_PROBLEM STATEMENT_: Every line below that contains the word "icon" must be copied.

_MATERIAL SHOWN_:
- - -

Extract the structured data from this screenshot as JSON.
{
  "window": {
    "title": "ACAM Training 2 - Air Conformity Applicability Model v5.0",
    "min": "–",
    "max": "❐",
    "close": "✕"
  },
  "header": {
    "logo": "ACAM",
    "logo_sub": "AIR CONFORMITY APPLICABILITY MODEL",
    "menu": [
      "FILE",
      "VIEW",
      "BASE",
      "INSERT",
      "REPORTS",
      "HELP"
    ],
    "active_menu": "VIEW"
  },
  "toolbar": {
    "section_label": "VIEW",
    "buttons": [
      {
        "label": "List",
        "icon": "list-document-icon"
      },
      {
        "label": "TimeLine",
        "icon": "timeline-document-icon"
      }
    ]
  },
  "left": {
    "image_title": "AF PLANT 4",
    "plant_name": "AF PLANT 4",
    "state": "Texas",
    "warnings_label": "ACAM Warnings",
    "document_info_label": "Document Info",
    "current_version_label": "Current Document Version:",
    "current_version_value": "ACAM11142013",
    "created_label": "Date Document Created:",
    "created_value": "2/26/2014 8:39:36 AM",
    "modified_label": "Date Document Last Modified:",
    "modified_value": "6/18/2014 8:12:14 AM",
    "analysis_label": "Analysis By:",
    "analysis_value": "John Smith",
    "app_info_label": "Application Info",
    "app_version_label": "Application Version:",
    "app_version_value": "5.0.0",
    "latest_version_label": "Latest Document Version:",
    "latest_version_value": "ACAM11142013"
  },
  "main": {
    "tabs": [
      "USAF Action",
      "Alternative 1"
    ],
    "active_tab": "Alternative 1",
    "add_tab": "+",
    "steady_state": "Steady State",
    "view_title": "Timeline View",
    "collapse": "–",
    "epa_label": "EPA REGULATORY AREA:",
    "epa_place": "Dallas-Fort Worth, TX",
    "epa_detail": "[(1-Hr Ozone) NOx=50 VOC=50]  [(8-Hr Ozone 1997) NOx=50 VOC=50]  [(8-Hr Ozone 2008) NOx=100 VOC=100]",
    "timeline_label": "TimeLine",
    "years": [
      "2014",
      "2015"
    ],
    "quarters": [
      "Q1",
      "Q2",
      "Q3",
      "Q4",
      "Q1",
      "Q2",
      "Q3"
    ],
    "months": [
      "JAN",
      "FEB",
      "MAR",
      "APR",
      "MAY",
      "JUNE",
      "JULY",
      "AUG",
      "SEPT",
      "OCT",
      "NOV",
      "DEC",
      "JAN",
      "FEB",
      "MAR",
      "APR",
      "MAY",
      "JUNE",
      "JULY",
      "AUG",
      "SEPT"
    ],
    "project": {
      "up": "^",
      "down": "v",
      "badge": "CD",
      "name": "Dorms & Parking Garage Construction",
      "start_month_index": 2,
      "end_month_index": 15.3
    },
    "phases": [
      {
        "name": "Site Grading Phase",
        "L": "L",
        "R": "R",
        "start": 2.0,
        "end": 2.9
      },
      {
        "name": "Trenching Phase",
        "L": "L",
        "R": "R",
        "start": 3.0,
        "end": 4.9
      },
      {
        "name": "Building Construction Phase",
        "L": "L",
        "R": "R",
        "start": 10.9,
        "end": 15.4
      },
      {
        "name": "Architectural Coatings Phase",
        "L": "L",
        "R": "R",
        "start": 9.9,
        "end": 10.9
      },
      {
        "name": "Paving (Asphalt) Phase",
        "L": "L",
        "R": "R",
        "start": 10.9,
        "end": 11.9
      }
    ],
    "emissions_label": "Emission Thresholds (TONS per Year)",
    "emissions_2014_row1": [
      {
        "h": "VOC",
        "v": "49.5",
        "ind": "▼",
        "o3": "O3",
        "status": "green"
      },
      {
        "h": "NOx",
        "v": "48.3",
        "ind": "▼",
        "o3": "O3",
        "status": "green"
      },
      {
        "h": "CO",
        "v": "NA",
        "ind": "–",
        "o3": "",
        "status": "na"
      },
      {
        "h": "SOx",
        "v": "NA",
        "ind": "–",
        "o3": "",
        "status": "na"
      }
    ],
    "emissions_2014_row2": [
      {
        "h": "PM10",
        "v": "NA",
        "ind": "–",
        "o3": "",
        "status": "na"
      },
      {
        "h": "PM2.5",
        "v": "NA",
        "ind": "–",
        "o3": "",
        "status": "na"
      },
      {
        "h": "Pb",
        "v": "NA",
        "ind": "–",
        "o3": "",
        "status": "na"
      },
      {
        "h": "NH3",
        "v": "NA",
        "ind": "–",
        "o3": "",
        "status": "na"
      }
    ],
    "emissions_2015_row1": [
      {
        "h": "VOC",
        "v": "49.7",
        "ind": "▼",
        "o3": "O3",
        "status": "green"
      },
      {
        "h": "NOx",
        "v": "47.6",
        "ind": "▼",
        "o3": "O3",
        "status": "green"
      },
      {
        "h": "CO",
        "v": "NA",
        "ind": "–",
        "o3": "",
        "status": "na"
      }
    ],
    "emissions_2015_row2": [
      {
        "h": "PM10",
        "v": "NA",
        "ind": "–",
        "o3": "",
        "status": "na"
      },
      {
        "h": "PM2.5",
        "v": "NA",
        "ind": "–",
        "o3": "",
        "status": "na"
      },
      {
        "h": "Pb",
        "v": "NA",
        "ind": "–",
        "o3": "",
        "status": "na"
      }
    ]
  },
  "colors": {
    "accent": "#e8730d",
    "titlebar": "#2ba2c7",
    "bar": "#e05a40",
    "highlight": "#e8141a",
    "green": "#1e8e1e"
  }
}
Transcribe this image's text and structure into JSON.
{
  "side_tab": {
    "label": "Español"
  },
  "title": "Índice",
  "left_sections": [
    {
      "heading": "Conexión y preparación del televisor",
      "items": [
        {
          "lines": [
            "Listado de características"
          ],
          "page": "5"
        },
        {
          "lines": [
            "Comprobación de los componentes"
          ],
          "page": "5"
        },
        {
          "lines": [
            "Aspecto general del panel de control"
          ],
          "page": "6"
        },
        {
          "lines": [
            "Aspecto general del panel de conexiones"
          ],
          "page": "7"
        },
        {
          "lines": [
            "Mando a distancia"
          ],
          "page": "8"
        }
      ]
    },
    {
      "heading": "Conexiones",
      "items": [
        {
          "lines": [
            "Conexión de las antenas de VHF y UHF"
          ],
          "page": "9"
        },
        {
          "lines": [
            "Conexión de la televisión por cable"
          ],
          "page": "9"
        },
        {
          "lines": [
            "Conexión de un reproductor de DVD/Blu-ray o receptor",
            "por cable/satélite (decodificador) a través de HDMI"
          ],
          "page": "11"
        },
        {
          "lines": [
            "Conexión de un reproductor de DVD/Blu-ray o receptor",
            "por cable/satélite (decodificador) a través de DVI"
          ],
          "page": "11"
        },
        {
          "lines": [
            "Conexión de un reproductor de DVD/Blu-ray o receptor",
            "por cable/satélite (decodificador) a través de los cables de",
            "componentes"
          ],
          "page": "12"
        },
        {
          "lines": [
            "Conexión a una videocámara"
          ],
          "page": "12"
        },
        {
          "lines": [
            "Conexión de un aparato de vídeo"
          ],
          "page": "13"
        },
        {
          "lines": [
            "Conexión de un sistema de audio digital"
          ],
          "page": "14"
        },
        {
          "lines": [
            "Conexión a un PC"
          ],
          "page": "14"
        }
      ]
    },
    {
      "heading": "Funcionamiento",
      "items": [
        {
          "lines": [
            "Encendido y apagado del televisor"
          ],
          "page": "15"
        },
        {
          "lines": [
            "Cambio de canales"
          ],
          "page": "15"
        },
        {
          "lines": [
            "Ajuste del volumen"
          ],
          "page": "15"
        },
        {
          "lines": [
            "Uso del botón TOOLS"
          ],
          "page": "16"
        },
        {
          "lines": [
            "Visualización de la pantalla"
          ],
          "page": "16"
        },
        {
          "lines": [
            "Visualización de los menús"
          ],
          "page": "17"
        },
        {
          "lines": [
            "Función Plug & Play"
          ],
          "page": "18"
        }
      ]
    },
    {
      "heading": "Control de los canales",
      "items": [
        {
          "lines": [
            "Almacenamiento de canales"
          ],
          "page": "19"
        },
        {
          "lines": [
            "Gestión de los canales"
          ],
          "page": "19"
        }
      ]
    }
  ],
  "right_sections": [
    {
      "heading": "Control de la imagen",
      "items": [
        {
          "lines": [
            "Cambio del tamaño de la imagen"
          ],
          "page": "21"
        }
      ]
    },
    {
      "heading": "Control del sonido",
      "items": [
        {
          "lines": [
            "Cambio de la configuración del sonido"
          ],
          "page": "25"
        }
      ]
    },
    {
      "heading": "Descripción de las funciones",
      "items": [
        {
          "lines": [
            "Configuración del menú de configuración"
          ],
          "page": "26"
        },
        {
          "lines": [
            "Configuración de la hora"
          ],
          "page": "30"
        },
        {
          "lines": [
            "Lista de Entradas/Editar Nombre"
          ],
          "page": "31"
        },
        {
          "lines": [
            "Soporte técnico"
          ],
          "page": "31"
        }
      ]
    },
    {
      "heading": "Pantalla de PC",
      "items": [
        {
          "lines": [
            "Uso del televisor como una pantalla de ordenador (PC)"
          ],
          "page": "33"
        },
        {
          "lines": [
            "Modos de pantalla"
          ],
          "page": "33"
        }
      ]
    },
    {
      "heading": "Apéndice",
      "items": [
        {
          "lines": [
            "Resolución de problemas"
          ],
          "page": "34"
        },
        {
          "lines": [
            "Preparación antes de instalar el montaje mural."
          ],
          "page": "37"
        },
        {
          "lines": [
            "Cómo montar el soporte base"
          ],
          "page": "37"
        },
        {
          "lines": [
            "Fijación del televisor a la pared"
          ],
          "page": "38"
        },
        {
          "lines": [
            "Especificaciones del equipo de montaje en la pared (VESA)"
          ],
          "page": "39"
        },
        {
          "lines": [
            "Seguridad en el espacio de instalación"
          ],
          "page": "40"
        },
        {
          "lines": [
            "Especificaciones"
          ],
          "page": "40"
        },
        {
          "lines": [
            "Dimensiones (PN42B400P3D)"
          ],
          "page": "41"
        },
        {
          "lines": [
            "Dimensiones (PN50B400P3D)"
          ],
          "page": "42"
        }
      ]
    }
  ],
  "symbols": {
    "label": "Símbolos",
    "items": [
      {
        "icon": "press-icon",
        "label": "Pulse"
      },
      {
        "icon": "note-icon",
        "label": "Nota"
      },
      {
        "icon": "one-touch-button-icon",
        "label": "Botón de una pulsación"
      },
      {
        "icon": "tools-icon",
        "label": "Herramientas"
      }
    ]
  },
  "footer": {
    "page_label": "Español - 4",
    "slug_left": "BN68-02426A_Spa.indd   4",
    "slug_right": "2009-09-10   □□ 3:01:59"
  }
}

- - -

_FINAL ANSWER_:
        "icon": "list-document-icon"
        "icon": "timeline-document-icon"
        "icon": "press-icon",
        "icon": "note-icon",
        "icon": "one-touch-button-icon",
        "icon": "tools-icon",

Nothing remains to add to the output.